Now, I don’t know if my lazy self will ever go through with such a threat, but it did give me the idea to do a blog post about my favorite episodes. And when I was going through the seasons picking out my favorites, I realized that I needed to show some kind of restraint.

So, here’s what I did.

I picked one episode from each season that I love and would recommend to someone else. I tried to pick ones that I haven’t already mentioned on the blog. Since there are twelve seasons of the show, this is going to be split up into three different posts with four episodes a post. And even though this show went off the air the same year I was born, I’ll do my best to avoid spoilers.

Believe me when I say that this wasn’t easy and I will most likely be writing about the episodes I’m not mentioning here.

Until then…

“Out for the Money” Season 1, episode 17. Air date: February 5, 1969. Story by Robert Sampler. Teleplay by Palmer Thompson. Directed by Paul Stanley.

McGarrett receives a cryptic letter and a photo of a woman with her face crossed out. The woman’s been stabbed to death. After a second victim/letter/photo combo appears, it looks like there’s a serial killer on the loose. Both victims were employed by the same company, run by a woman named Martha. Her two nephews, Charlie and Arthur, also work for her. It turns out this killer has quite the agenda involving this company.

This is a delightfully twisty episode. Aunt Martha is played by my favorite Jeanette Nolan and the nephews are played by Farley Granger (Strangers on a Train) and Paul Collins (JAG). Between the captivating story and the guest cast, it’s an excellent episode that keeps you on the edge until the very end.

“Most Likely to Murder” Season 2, episode 21. Air date: February 21, 1970. Written by Robert Hamner. Directed by Nicholas Colasanto.

Police officer Lew Morgan’s wife is murdered. As Lew’s friend, this case is pretty personal for Danno. It turns out the good cop’s wife was having affairs and it’s her latest lover, a criminal, that’s the favorite suspect. Five-O needs to find him before the apparently grief-stricken husband finds him first.

Another tightly twisted episode featuring a mustache-less Tom Skerritt as Lew Morgan. Sam Melville (The Rookies) plays number one suspect Gary Oliver and Linda Ryan, who plays one of Gary’s former lovers, Gloria Warren, appeared on the show eleven times over twelve seasons, only playing the same character twice. She also inspired me to get my own pixie cut. Anyway, Danno’s personal involvement in the case gives the story a nice weight, creating a couple of good gut punches towards the end.

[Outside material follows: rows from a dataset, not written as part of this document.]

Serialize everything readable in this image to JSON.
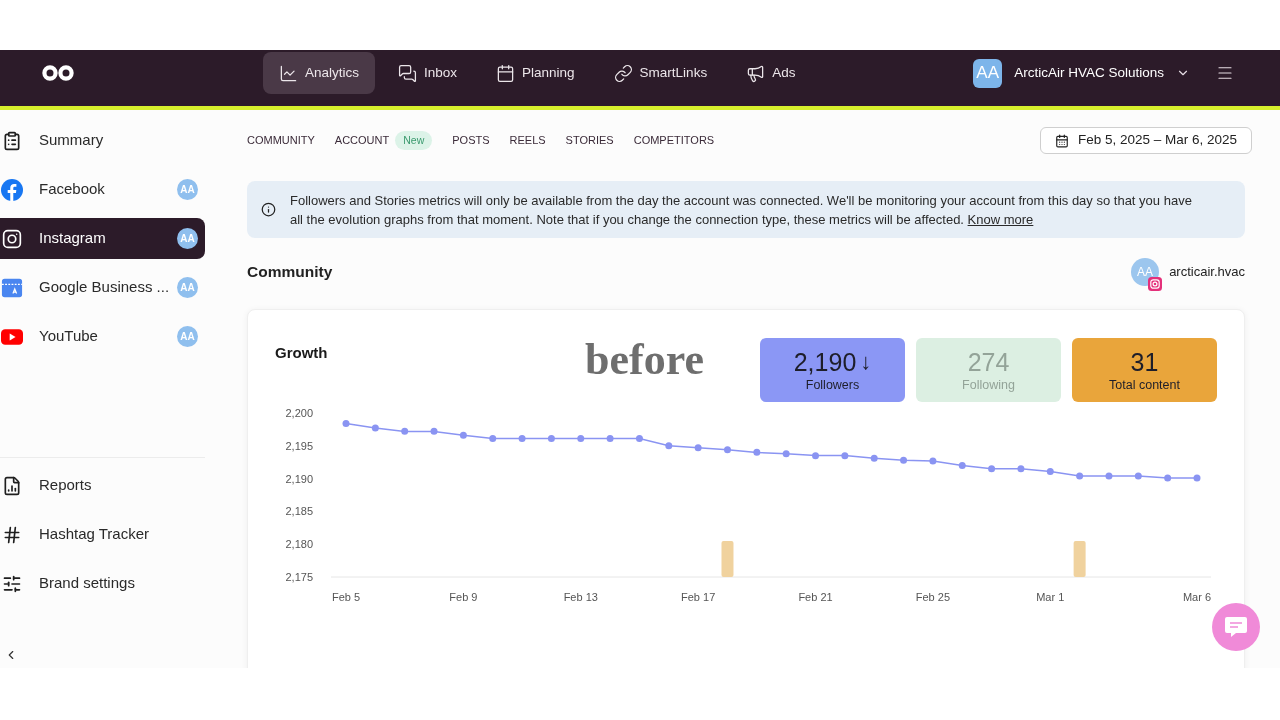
{
  "header": {
    "nav": [
      {
        "label": "Analytics",
        "selected": true
      },
      {
        "label": "Inbox",
        "selected": false
      },
      {
        "label": "Planning",
        "selected": false
      },
      {
        "label": "SmartLinks",
        "selected": false
      },
      {
        "label": "Ads",
        "selected": false
      }
    ],
    "account": {
      "initials": "AA",
      "name": "ArcticAir HVAC Solutions"
    }
  },
  "sidebar": {
    "channels": [
      {
        "label": "Summary",
        "selected": false
      },
      {
        "label": "Facebook",
        "badge": "AA",
        "selected": false
      },
      {
        "label": "Instagram",
        "badge": "AA",
        "selected": true
      },
      {
        "label": "Google Business ...",
        "badge": "AA",
        "selected": false
      },
      {
        "label": "YouTube",
        "badge": "AA",
        "selected": false
      }
    ],
    "tools": [
      {
        "label": "Reports",
        "selected": false
      },
      {
        "label": "Hashtag Tracker",
        "selected": false
      },
      {
        "label": "Brand settings",
        "selected": false
      }
    ]
  },
  "tabs": [
    {
      "label": "COMMUNITY"
    },
    {
      "label": "ACCOUNT",
      "badge": "New"
    },
    {
      "label": "POSTS"
    },
    {
      "label": "REELS"
    },
    {
      "label": "STORIES"
    },
    {
      "label": "COMPETITORS"
    }
  ],
  "date_range": "Feb 5, 2025 – Mar 6, 2025",
  "notice": {
    "text": "Followers and Stories metrics will only be available from the day the account was connected. We'll be monitoring your account from this day so that you have all the evolution graphs from that moment. Note that if you change the connection type, these metrics will be affected.",
    "link": "Know more"
  },
  "community": {
    "title": "Community",
    "account": {
      "initials": "AA",
      "handle": "arcticair.hvac"
    }
  },
  "growth": {
    "title": "Growth",
    "annotation": "before",
    "stats": [
      {
        "value": "2,190",
        "trend": "↓",
        "label": "Followers",
        "active": true,
        "color": "#8b97f5"
      },
      {
        "value": "274",
        "label": "Following",
        "active": false,
        "color": "#dcefe2"
      },
      {
        "value": "31",
        "label": "Total content",
        "active": true,
        "color": "#e9a53b"
      }
    ],
    "chart_data": {
      "type": "line",
      "categories": [
        "Feb 5",
        null,
        null,
        null,
        "Feb 9",
        null,
        null,
        null,
        "Feb 13",
        null,
        null,
        null,
        "Feb 17",
        null,
        null,
        null,
        "Feb 21",
        null,
        null,
        null,
        "Feb 25",
        null,
        null,
        null,
        "Mar 1",
        null,
        null,
        null,
        null,
        "Mar 6"
      ],
      "ylim": [
        2175,
        2200
      ],
      "yticks": [
        {
          "value": 2175,
          "label": "2,175"
        },
        {
          "value": 2180,
          "label": "2,180"
        },
        {
          "value": 2185,
          "label": "2,185"
        },
        {
          "value": 2190,
          "label": "2,190"
        },
        {
          "value": 2195,
          "label": "2,195"
        },
        {
          "value": 2200,
          "label": "2,200"
        }
      ],
      "series": [
        {
          "color": "#8a94f2",
          "marker": "circle",
          "values": [
            2198.4,
            2197.7,
            2197.2,
            2197.2,
            2196.6,
            2196.1,
            2196.1,
            2196.1,
            2196.1,
            2196.1,
            2196.1,
            2195.0,
            2194.7,
            2194.4,
            2194.0,
            2193.8,
            2193.5,
            2193.5,
            2193.1,
            2192.8,
            2192.7,
            2192.0,
            2191.5,
            2191.5,
            2191.1,
            2190.4,
            2190.4,
            2190.4,
            2190.1,
            2190.1
          ]
        }
      ]
    }
  }
}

“Over 50? Steal” Season 3, episode 11. Air date: November 25, 1970. Written by E. Arthur Kean. Directed by Bob Sweeney.

Lewis Avery Filer is an insurance investigator forced into early retirement. In apparent revenge, Filer steals from businesses insured by his former employer using a variety of tricks and disguises that captures the attention of the press and all of our hearts. Okay, except for Five-O, who has a devil of a time catching up to him. Filer returns in season 4’s “Odd Man In”.

If you were to ask me what my all-time favorite episode of Hawaii Five-O is, I’d probably blurt this one out. Hume Cronyn is Lewis Filer and he is having an absolute ball with this character. The cleverness of the crimes and the likeability of the character really has you on his side. He’s a crook you can love! And when you find out his ultimate goal for the money, you really don’t want him to be caught. Filer is just as much fun when he comes back in “Odd Man In”.

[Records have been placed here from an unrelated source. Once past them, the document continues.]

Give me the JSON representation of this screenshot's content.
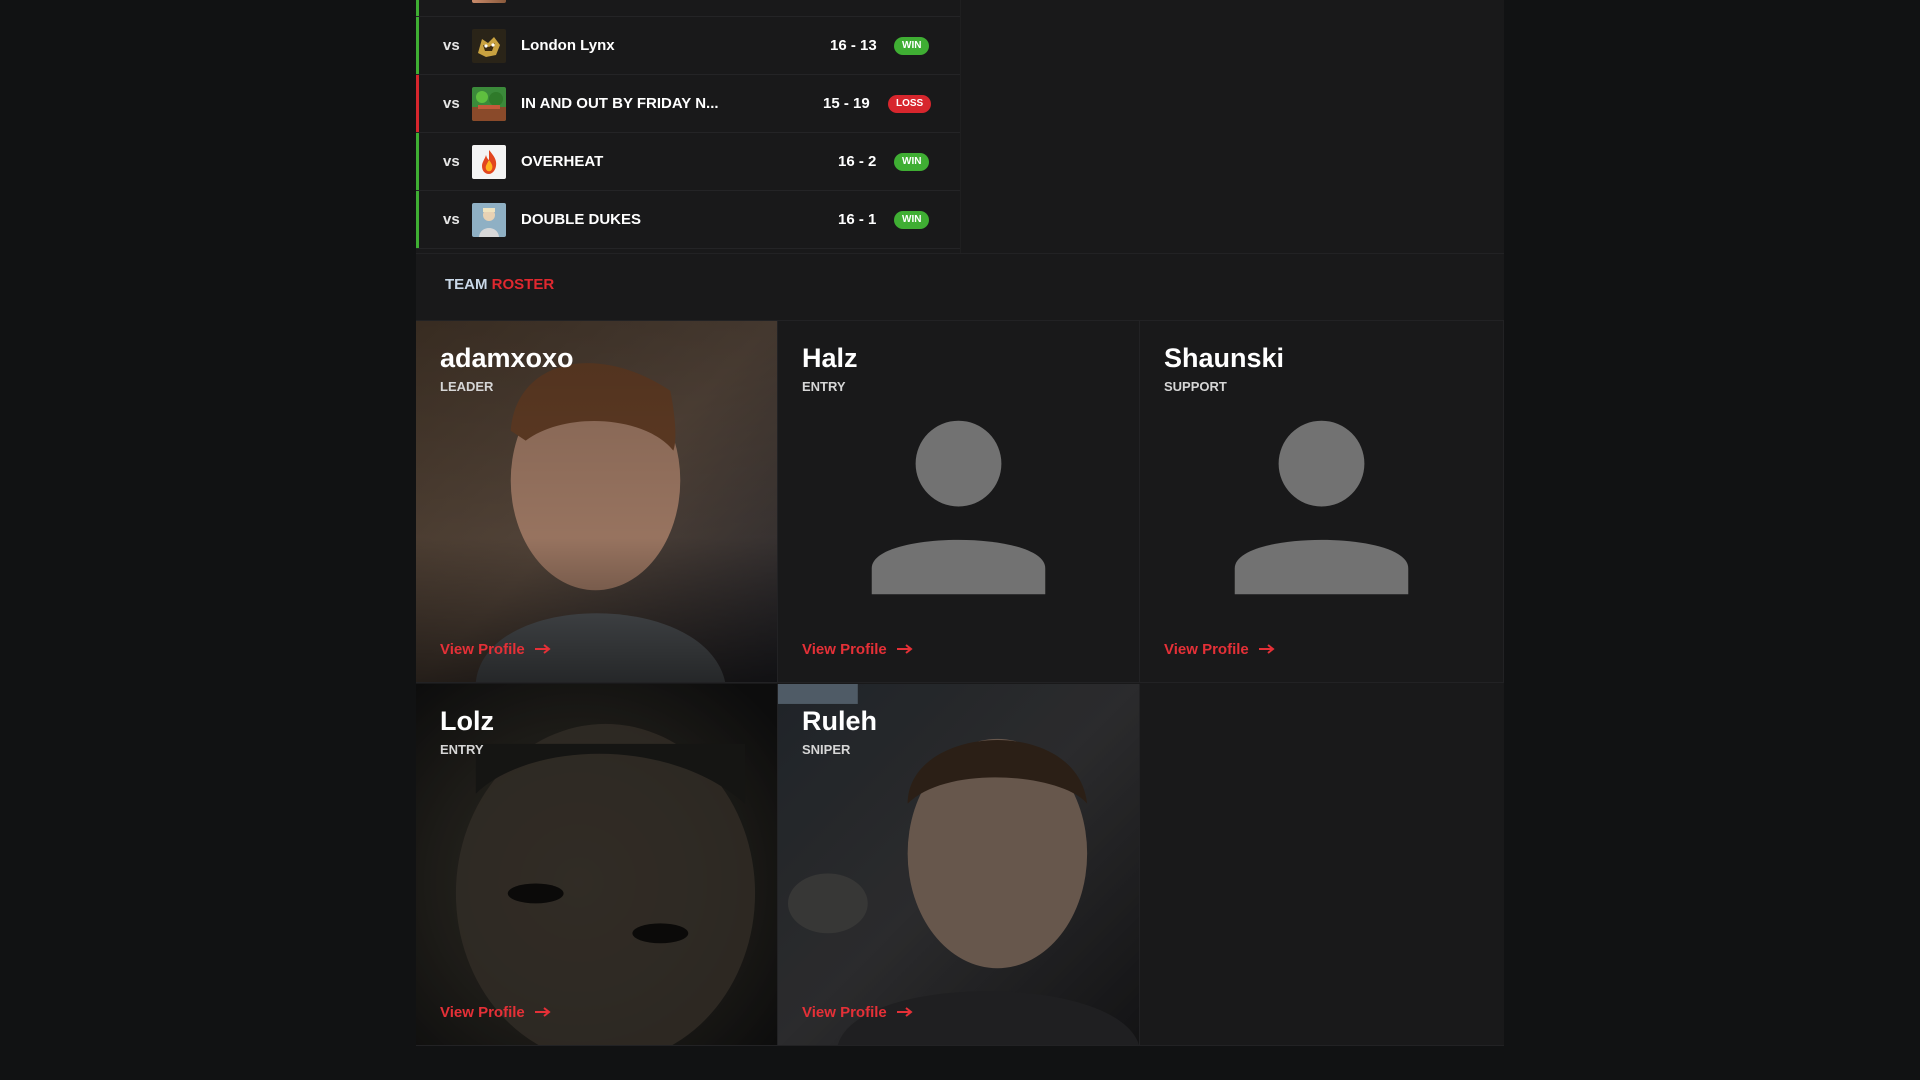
{
  "matches": [
    {
      "vs": "vs",
      "opponent": "London Lynx",
      "score": "16 - 13",
      "result": "WIN"
    },
    {
      "vs": "vs",
      "opponent": "IN AND OUT BY FRIDAY N...",
      "score": "15 - 19",
      "result": "LOSS"
    },
    {
      "vs": "vs",
      "opponent": "OVERHEAT",
      "score": "16 - 2",
      "result": "WIN"
    },
    {
      "vs": "vs",
      "opponent": "DOUBLE DUKES",
      "score": "16 - 1",
      "result": "WIN"
    }
  ],
  "roster": {
    "title_part1": "TEAM",
    "title_part2": "ROSTER",
    "players": [
      {
        "name": "adamxoxo",
        "role": "LEADER",
        "link": "View Profile"
      },
      {
        "name": "Halz",
        "role": "ENTRY",
        "link": "View Profile"
      },
      {
        "name": "Shaunski",
        "role": "SUPPORT",
        "link": "View Profile"
      },
      {
        "name": "Lolz",
        "role": "ENTRY",
        "link": "View Profile"
      },
      {
        "name": "Ruleh",
        "role": "SNIPER",
        "link": "View Profile"
      }
    ]
  },
  "colors": {
    "win": "#3fae33",
    "loss": "#d7262d",
    "accent": "#e53037"
  }
}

“Goodnight, Baby-Time to Die!” Season 4, episode 21. Air date: February 15, 1972. Written by Abram S. Ginnes. Directed by Alf Kjellin.

A convicted murderer who’s been threatening a woman has escaped from jail. McGarrett and company go to the woman’s house to both protect her and hopefully catch the convict. As they wait, they receive calls and updates about the man while McGarrett talks to the woman about her connection to the killer.

This is one of those episodes where I can only tell you to watch it. The first time I did, the swerve broke my neck. No joke. It’s a very well done episode featuring Beth Brickell (Gentle Ben) as Carol Rhodes, the target of escaped convict LB Barker, played by William Watson (Gunsmoke, M*A*S*H). It’s a taut thriller of an episode that’s still good on repeated viewings.

Coming soon…episodes from season 5-8.